Word for word, repeat the data that follows. Do not include the pictures.

━━━ Input ━━━

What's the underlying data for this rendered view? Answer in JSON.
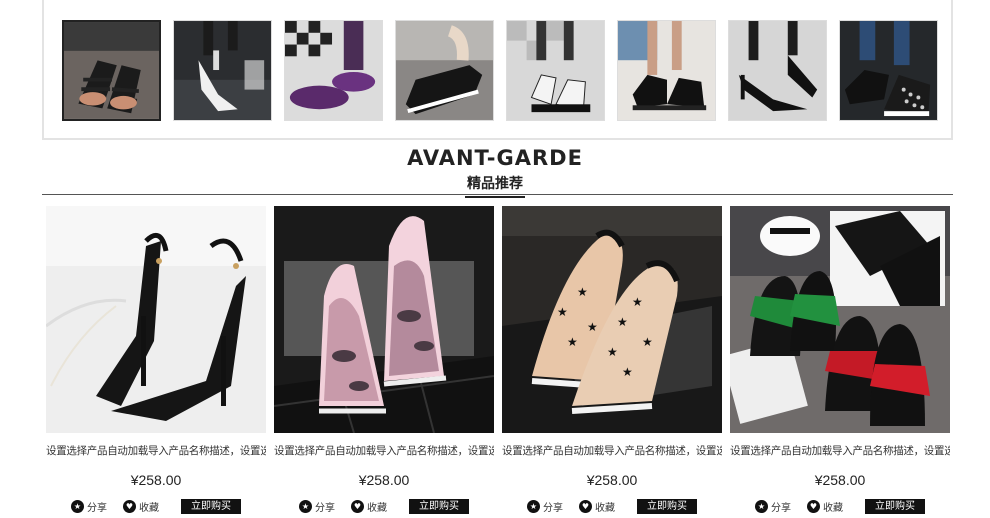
{
  "thumbnails": [
    {
      "alt": "thumb-1"
    },
    {
      "alt": "thumb-2"
    },
    {
      "alt": "thumb-3"
    },
    {
      "alt": "thumb-4"
    },
    {
      "alt": "thumb-5"
    },
    {
      "alt": "thumb-6"
    },
    {
      "alt": "thumb-7"
    },
    {
      "alt": "thumb-8"
    }
  ],
  "section": {
    "title_en": "AVANT-GARDE",
    "title_cn": "精品推荐"
  },
  "products": [
    {
      "name": "设置选择产品自动加载导入产品名称描述，设置选择",
      "price": "¥258.00",
      "share": "分享",
      "favorite": "收藏",
      "buy": "立即购买"
    },
    {
      "name": "设置选择产品自动加载导入产品名称描述，设置选择",
      "price": "¥258.00",
      "share": "分享",
      "favorite": "收藏",
      "buy": "立即购买"
    },
    {
      "name": "设置选择产品自动加载导入产品名称描述，设置选择",
      "price": "¥258.00",
      "share": "分享",
      "favorite": "收藏",
      "buy": "立即购买"
    },
    {
      "name": "设置选择产品自动加载导入产品名称描述，设置选择",
      "price": "¥258.00",
      "share": "分享",
      "favorite": "收藏",
      "buy": "立即购买"
    }
  ],
  "icons": {
    "share": "star-icon",
    "favorite": "heart-icon"
  }
}
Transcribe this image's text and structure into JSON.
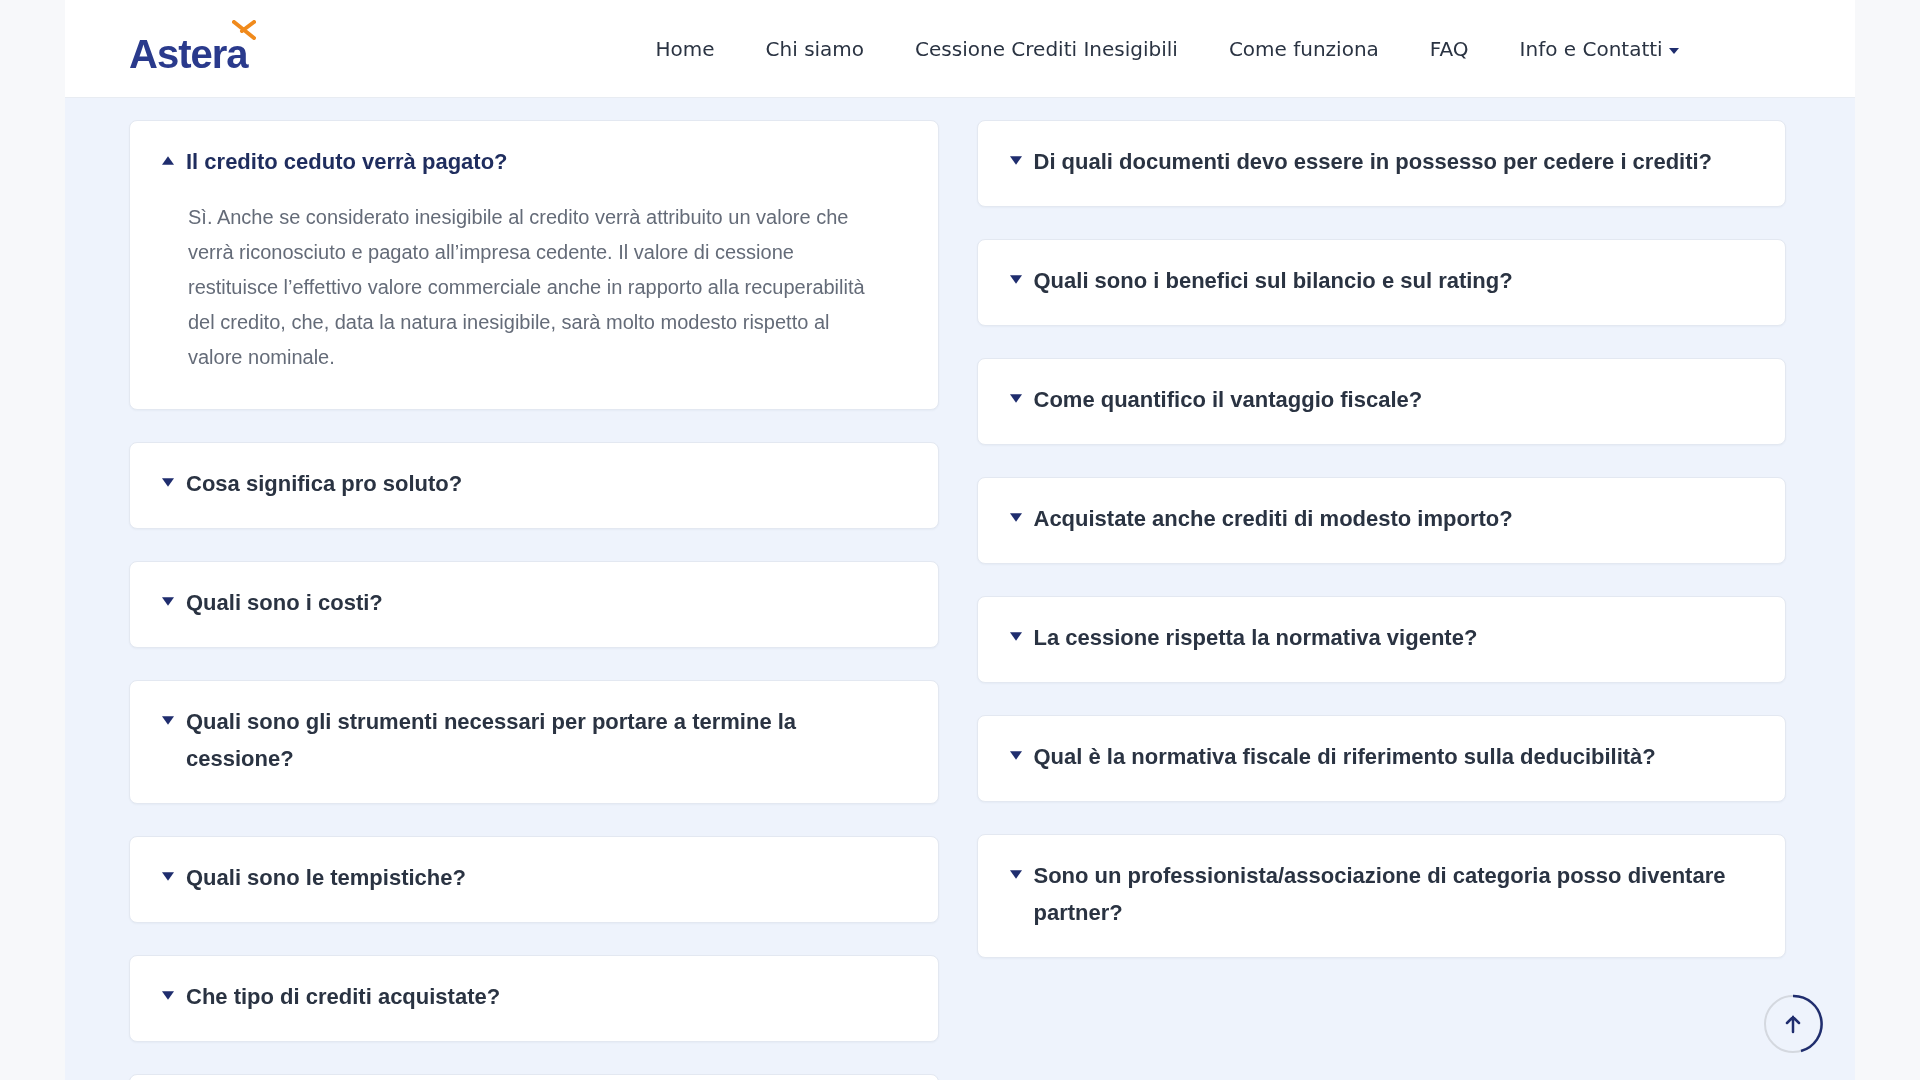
{
  "logo": {
    "name": "Astera"
  },
  "nav": [
    {
      "label": "Home",
      "dropdown": false
    },
    {
      "label": "Chi siamo",
      "dropdown": false
    },
    {
      "label": "Cessione Crediti Inesigibili",
      "dropdown": false
    },
    {
      "label": "Come funziona",
      "dropdown": false
    },
    {
      "label": "FAQ",
      "dropdown": false
    },
    {
      "label": "Info e Contatti",
      "dropdown": true
    }
  ],
  "faq_left": [
    {
      "question": "Il credito ceduto verrà pagato?",
      "expanded": true,
      "answer": "Sì. Anche se considerato inesigibile al credito verrà attribuito un valore che verrà riconosciuto e pagato all’impresa cedente. Il valore di cessione restituisce l’effettivo valore commerciale anche in rapporto alla recuperabilità del credito, che, data la natura inesigibile, sarà molto modesto rispetto al valore nominale."
    },
    {
      "question": "Cosa significa pro soluto?",
      "expanded": false
    },
    {
      "question": "Quali sono i costi?",
      "expanded": false
    },
    {
      "question": "Quali sono gli strumenti necessari per portare a termine la cessione?",
      "expanded": false
    },
    {
      "question": "Quali sono le tempistiche?",
      "expanded": false
    },
    {
      "question": "Che tipo di crediti acquistate?",
      "expanded": false
    }
  ],
  "faq_right": [
    {
      "question": "Di quali documenti devo essere in possesso per cedere i crediti?",
      "expanded": false
    },
    {
      "question": "Quali sono i benefici sul bilancio e sul rating?",
      "expanded": false
    },
    {
      "question": "Come quantifico il vantaggio fiscale?",
      "expanded": false
    },
    {
      "question": "Acquistate anche crediti di modesto importo?",
      "expanded": false
    },
    {
      "question": "La cessione rispetta la normativa vigente?",
      "expanded": false
    },
    {
      "question": "Qual è la normativa fiscale di riferimento sulla deducibilità?",
      "expanded": false
    },
    {
      "question": "Sono un professionista/associazione di categoria posso diventare partner?",
      "expanded": false
    }
  ]
}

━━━

- Output for this task:
What's the underlying data for this rendered view? Answer in JSON.
{
  "thumbnails": [
    {
      "alt": "thumb-1"
    },
    {
      "alt": "thumb-2"
    },
    {
      "alt": "thumb-3"
    },
    {
      "alt": "thumb-4"
    },
    {
      "alt": "thumb-5"
    },
    {
      "alt": "thumb-6"
    },
    {
      "alt": "thumb-7"
    },
    {
      "alt": "thumb-8"
    }
  ],
  "section": {
    "title_en": "AVANT-GARDE",
    "title_cn": "精品推荐"
  },
  "products": [
    {
      "name": "设置选择产品自动加载导入产品名称描述，设置选择",
      "price": "¥258.00",
      "share": "分享",
      "favorite": "收藏",
      "buy": "立即购买"
    },
    {
      "name": "设置选择产品自动加载导入产品名称描述，设置选择",
      "price": "¥258.00",
      "share": "分享",
      "favorite": "收藏",
      "buy": "立即购买"
    },
    {
      "name": "设置选择产品自动加载导入产品名称描述，设置选择",
      "price": "¥258.00",
      "share": "分享",
      "favorite": "收藏",
      "buy": "立即购买"
    },
    {
      "name": "设置选择产品自动加载导入产品名称描述，设置选择",
      "price": "¥258.00",
      "share": "分享",
      "favorite": "收藏",
      "buy": "立即购买"
    }
  ],
  "icons": {
    "share": "star-icon",
    "favorite": "heart-icon"
  }
}
Transcribe this image's text and structure into JSON.
{
  "logo": {
    "name": "Astera"
  },
  "nav": [
    {
      "label": "Home",
      "dropdown": false
    },
    {
      "label": "Chi siamo",
      "dropdown": false
    },
    {
      "label": "Cessione Crediti Inesigibili",
      "dropdown": false
    },
    {
      "label": "Come funziona",
      "dropdown": false
    },
    {
      "label": "FAQ",
      "dropdown": false
    },
    {
      "label": "Info e Contatti",
      "dropdown": true
    }
  ],
  "faq_left": [
    {
      "question": "Il credito ceduto verrà pagato?",
      "expanded": true,
      "answer": "Sì. Anche se considerato inesigibile al credito verrà attribuito un valore che verrà riconosciuto e pagato all’impresa cedente. Il valore di cessione restituisce l’effettivo valore commerciale anche in rapporto alla recuperabilità del credito, che, data la natura inesigibile, sarà molto modesto rispetto al valore nominale."
    },
    {
      "question": "Cosa significa pro soluto?",
      "expanded": false
    },
    {
      "question": "Quali sono i costi?",
      "expanded": false
    },
    {
      "question": "Quali sono gli strumenti necessari per portare a termine la cessione?",
      "expanded": false
    },
    {
      "question": "Quali sono le tempistiche?",
      "expanded": false
    },
    {
      "question": "Che tipo di crediti acquistate?",
      "expanded": false
    }
  ],
  "faq_right": [
    {
      "question": "Di quali documenti devo essere in possesso per cedere i crediti?",
      "expanded": false
    },
    {
      "question": "Quali sono i benefici sul bilancio e sul rating?",
      "expanded": false
    },
    {
      "question": "Come quantifico il vantaggio fiscale?",
      "expanded": false
    },
    {
      "question": "Acquistate anche crediti di modesto importo?",
      "expanded": false
    },
    {
      "question": "La cessione rispetta la normativa vigente?",
      "expanded": false
    },
    {
      "question": "Qual è la normativa fiscale di riferimento sulla deducibilità?",
      "expanded": false
    },
    {
      "question": "Sono un professionista/associazione di categoria posso diventare partner?",
      "expanded": false
    }
  ]
}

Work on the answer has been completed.